MATERIAL PROVIDED:
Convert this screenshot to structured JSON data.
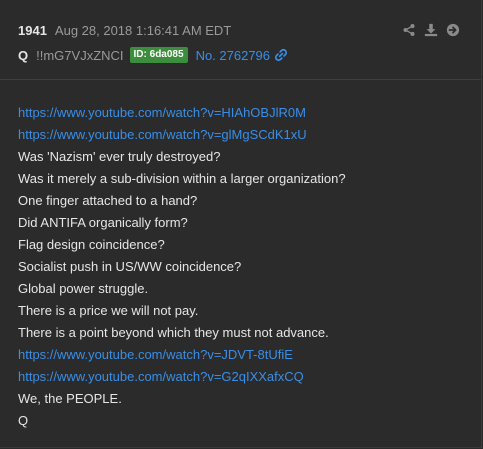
{
  "post": {
    "number": "1941",
    "date": "Aug 28, 2018 1:16:41 AM EDT",
    "author": "Q",
    "tripcode": "!!mG7VJxZNCI",
    "id_badge": "ID: 6da085",
    "post_no": "No. 2762796"
  },
  "actions": [
    {
      "icon": "share-icon"
    },
    {
      "icon": "download-icon"
    },
    {
      "icon": "arrow-right-circle-icon"
    }
  ],
  "lines": [
    {
      "text": "https://www.youtube.com/watch?v=HIAhOBJlR0M",
      "type": "link"
    },
    {
      "text": "https://www.youtube.com/watch?v=glMgSCdK1xU",
      "type": "link"
    },
    {
      "text": "Was 'Nazism' ever truly destroyed?",
      "type": "text"
    },
    {
      "text": "Was it merely a sub-division within a larger organization?",
      "type": "text"
    },
    {
      "text": "One finger attached to a hand?",
      "type": "text"
    },
    {
      "text": "Did ANTIFA organically form?",
      "type": "text"
    },
    {
      "text": "Flag design coincidence?",
      "type": "text"
    },
    {
      "text": "Socialist push in US/WW coincidence?",
      "type": "text"
    },
    {
      "text": "Global power struggle.",
      "type": "text"
    },
    {
      "text": "There is a price we will not pay.",
      "type": "text"
    },
    {
      "text": "There is a point beyond which they must not advance.",
      "type": "text"
    },
    {
      "text": "https://www.youtube.com/watch?v=JDVT-8tUfiE",
      "type": "link"
    },
    {
      "text": "https://www.youtube.com/watch?v=G2qIXXafxCQ",
      "type": "link"
    },
    {
      "text": "We, the PEOPLE.",
      "type": "text"
    },
    {
      "text": "Q",
      "type": "text"
    }
  ],
  "colors": {
    "background": "#2b2b2b",
    "text": "#e6e6e6",
    "muted": "#9a9a9a",
    "link": "#3a8ee6",
    "id_badge": "#3c8d3c"
  }
}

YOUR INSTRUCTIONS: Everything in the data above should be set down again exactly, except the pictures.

EXERCISE RESULT:
Convert this screenshot to structured JSON data.
{
  "post": {
    "number": "1941",
    "date": "Aug 28, 2018 1:16:41 AM EDT",
    "author": "Q",
    "tripcode": "!!mG7VJxZNCI",
    "id_badge": "ID: 6da085",
    "post_no": "No. 2762796"
  },
  "actions": [
    {
      "icon": "share-icon"
    },
    {
      "icon": "download-icon"
    },
    {
      "icon": "arrow-right-circle-icon"
    }
  ],
  "lines": [
    {
      "text": "https://www.youtube.com/watch?v=HIAhOBJlR0M",
      "type": "link"
    },
    {
      "text": "https://www.youtube.com/watch?v=glMgSCdK1xU",
      "type": "link"
    },
    {
      "text": "Was 'Nazism' ever truly destroyed?",
      "type": "text"
    },
    {
      "text": "Was it merely a sub-division within a larger organization?",
      "type": "text"
    },
    {
      "text": "One finger attached to a hand?",
      "type": "text"
    },
    {
      "text": "Did ANTIFA organically form?",
      "type": "text"
    },
    {
      "text": "Flag design coincidence?",
      "type": "text"
    },
    {
      "text": "Socialist push in US/WW coincidence?",
      "type": "text"
    },
    {
      "text": "Global power struggle.",
      "type": "text"
    },
    {
      "text": "There is a price we will not pay.",
      "type": "text"
    },
    {
      "text": "There is a point beyond which they must not advance.",
      "type": "text"
    },
    {
      "text": "https://www.youtube.com/watch?v=JDVT-8tUfiE",
      "type": "link"
    },
    {
      "text": "https://www.youtube.com/watch?v=G2qIXXafxCQ",
      "type": "link"
    },
    {
      "text": "We, the PEOPLE.",
      "type": "text"
    },
    {
      "text": "Q",
      "type": "text"
    }
  ],
  "colors": {
    "background": "#2b2b2b",
    "text": "#e6e6e6",
    "muted": "#9a9a9a",
    "link": "#3a8ee6",
    "id_badge": "#3c8d3c"
  }
}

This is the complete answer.